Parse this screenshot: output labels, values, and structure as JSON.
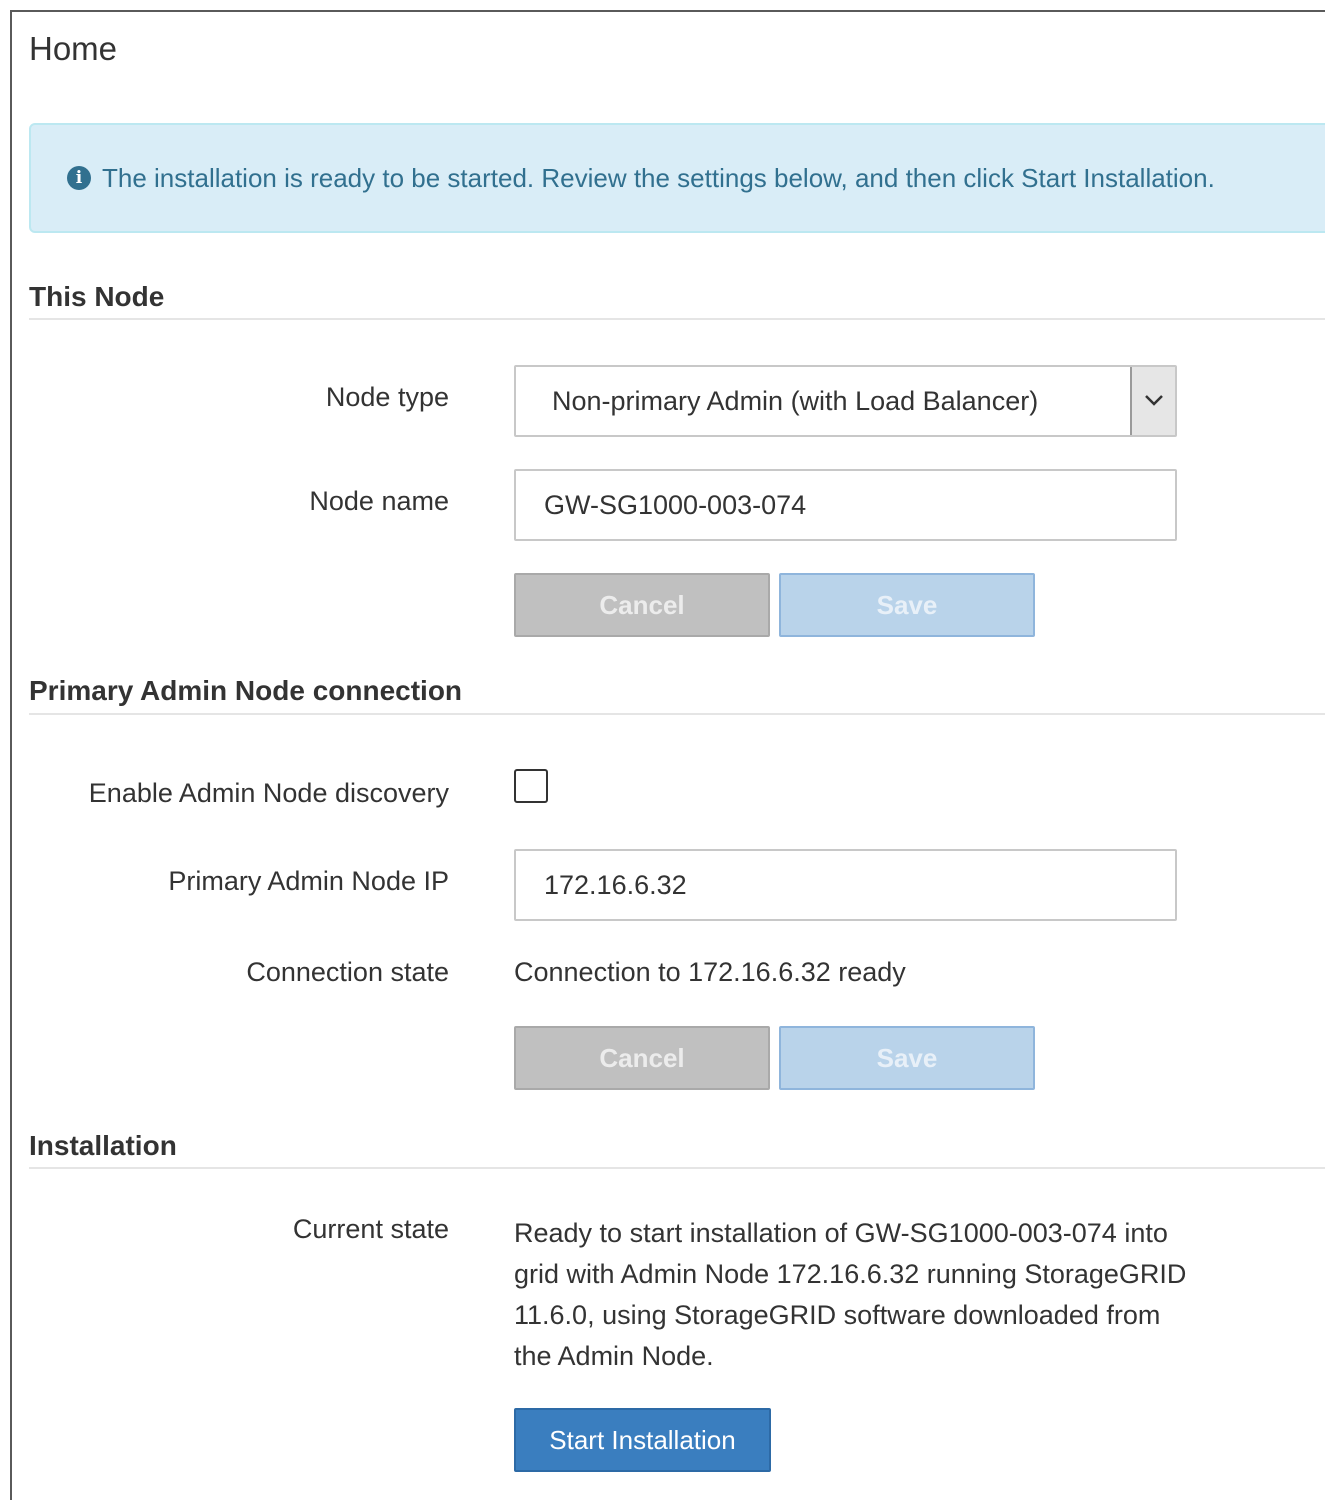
{
  "page": {
    "title": "Home"
  },
  "alert": {
    "icon": "info-icon",
    "icon_glyph": "i",
    "message": "The installation is ready to be started. Review the settings below, and then click Start Installation."
  },
  "this_node": {
    "heading": "This Node",
    "node_type_label": "Node type",
    "node_type_value": "Non-primary Admin (with Load Balancer)",
    "node_name_label": "Node name",
    "node_name_value": "GW-SG1000-003-074",
    "cancel_label": "Cancel",
    "save_label": "Save"
  },
  "primary_admin": {
    "heading": "Primary Admin Node connection",
    "discovery_label": "Enable Admin Node discovery",
    "discovery_checked": false,
    "ip_label": "Primary Admin Node IP",
    "ip_value": "172.16.6.32",
    "connection_state_label": "Connection state",
    "connection_state_value": "Connection to 172.16.6.32 ready",
    "cancel_label": "Cancel",
    "save_label": "Save"
  },
  "installation": {
    "heading": "Installation",
    "current_state_label": "Current state",
    "current_state_value": "Ready to start installation of GW-SG1000-003-074 into grid with Admin Node 172.16.6.32 running StorageGRID 11.6.0, using StorageGRID software downloaded from the Admin Node.",
    "start_label": "Start Installation"
  },
  "colors": {
    "alert_bg": "#d9edf7",
    "alert_text": "#31708f",
    "primary_button": "#3a7ebf",
    "disabled_cancel": "#c0c0c0",
    "disabled_save": "#b9d3ea"
  }
}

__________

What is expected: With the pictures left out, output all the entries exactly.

Exercise output:
Parse this screenshot: output labels, values, and structure as JSON.
{
  "page": {
    "title": "Home"
  },
  "alert": {
    "icon": "info-icon",
    "icon_glyph": "i",
    "message": "The installation is ready to be started. Review the settings below, and then click Start Installation."
  },
  "this_node": {
    "heading": "This Node",
    "node_type_label": "Node type",
    "node_type_value": "Non-primary Admin (with Load Balancer)",
    "node_name_label": "Node name",
    "node_name_value": "GW-SG1000-003-074",
    "cancel_label": "Cancel",
    "save_label": "Save"
  },
  "primary_admin": {
    "heading": "Primary Admin Node connection",
    "discovery_label": "Enable Admin Node discovery",
    "discovery_checked": false,
    "ip_label": "Primary Admin Node IP",
    "ip_value": "172.16.6.32",
    "connection_state_label": "Connection state",
    "connection_state_value": "Connection to 172.16.6.32 ready",
    "cancel_label": "Cancel",
    "save_label": "Save"
  },
  "installation": {
    "heading": "Installation",
    "current_state_label": "Current state",
    "current_state_value": "Ready to start installation of GW-SG1000-003-074 into grid with Admin Node 172.16.6.32 running StorageGRID 11.6.0, using StorageGRID software downloaded from the Admin Node.",
    "start_label": "Start Installation"
  },
  "colors": {
    "alert_bg": "#d9edf7",
    "alert_text": "#31708f",
    "primary_button": "#3a7ebf",
    "disabled_cancel": "#c0c0c0",
    "disabled_save": "#b9d3ea"
  }
}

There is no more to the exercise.